**To do:** Look for the string "class" in the listing below and copy every line in which it appears.

**Information provided:**

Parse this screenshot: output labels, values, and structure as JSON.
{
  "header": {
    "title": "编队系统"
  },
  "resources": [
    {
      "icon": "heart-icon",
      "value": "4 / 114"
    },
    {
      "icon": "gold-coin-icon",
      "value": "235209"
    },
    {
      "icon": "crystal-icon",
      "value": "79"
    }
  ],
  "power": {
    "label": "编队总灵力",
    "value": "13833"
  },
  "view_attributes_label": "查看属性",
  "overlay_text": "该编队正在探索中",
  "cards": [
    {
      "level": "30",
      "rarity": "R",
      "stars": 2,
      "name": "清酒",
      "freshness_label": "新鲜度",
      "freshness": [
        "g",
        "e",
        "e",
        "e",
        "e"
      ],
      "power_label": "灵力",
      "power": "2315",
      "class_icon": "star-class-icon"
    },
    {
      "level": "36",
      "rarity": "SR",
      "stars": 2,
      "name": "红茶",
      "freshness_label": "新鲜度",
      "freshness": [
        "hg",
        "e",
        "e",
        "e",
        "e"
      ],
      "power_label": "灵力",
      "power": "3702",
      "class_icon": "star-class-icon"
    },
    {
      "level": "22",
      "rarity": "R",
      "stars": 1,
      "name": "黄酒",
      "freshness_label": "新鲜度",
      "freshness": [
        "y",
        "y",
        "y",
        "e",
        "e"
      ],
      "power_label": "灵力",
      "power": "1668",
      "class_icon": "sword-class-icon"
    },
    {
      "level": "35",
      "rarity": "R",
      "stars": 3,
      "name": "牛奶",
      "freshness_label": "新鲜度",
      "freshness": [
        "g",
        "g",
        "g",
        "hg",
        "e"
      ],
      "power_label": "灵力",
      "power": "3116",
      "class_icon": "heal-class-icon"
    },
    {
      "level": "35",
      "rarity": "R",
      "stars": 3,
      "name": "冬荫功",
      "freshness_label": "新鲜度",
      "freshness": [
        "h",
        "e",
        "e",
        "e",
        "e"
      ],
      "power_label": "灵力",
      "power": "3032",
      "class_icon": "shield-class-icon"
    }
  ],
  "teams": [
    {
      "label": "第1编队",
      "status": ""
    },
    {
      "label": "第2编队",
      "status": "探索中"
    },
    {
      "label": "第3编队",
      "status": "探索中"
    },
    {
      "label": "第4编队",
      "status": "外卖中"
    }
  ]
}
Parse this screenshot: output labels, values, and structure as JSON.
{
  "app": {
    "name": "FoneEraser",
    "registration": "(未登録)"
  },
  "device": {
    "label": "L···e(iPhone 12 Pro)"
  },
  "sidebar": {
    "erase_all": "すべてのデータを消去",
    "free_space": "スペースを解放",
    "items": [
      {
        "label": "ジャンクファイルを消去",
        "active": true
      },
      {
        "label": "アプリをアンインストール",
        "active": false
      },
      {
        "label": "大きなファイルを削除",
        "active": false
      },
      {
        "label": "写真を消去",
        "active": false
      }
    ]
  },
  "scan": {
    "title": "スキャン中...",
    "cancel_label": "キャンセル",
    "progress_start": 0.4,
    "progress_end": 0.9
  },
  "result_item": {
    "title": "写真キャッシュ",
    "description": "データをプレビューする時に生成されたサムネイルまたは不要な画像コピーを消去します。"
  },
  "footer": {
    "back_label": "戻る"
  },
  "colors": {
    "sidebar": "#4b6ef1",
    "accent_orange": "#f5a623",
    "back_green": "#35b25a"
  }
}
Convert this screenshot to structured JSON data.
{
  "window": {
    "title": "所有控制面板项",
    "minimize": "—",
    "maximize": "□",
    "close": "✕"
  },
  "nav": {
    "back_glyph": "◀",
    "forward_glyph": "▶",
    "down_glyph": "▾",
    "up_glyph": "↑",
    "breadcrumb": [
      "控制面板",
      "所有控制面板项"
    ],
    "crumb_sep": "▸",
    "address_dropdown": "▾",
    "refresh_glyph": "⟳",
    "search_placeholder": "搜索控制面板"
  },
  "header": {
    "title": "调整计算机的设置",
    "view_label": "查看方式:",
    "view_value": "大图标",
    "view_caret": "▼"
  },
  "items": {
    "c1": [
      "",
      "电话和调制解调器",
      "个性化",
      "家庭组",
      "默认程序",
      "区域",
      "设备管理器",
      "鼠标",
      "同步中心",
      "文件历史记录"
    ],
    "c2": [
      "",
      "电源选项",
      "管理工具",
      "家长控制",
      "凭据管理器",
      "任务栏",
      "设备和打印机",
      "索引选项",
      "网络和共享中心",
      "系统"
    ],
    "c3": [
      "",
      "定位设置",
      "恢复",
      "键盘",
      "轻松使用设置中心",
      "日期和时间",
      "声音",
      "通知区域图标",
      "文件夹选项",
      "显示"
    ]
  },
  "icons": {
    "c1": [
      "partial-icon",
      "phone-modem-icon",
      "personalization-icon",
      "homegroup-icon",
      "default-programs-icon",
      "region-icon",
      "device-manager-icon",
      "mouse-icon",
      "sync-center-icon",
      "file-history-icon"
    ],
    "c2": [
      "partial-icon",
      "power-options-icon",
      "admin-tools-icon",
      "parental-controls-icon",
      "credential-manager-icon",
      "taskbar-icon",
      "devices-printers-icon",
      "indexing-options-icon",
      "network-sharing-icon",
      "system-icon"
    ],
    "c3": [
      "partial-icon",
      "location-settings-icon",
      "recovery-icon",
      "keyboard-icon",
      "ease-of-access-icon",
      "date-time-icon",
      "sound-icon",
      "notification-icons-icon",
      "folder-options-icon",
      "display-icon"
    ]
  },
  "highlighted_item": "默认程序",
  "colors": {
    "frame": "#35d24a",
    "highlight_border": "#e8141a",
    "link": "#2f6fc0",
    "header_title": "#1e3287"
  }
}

**Response to this exercise:**
      "class_icon": "star-class-icon"
      "class_icon": "star-class-icon"
      "class_icon": "sword-class-icon"
      "class_icon": "heal-class-icon"
      "class_icon": "shield-class-icon"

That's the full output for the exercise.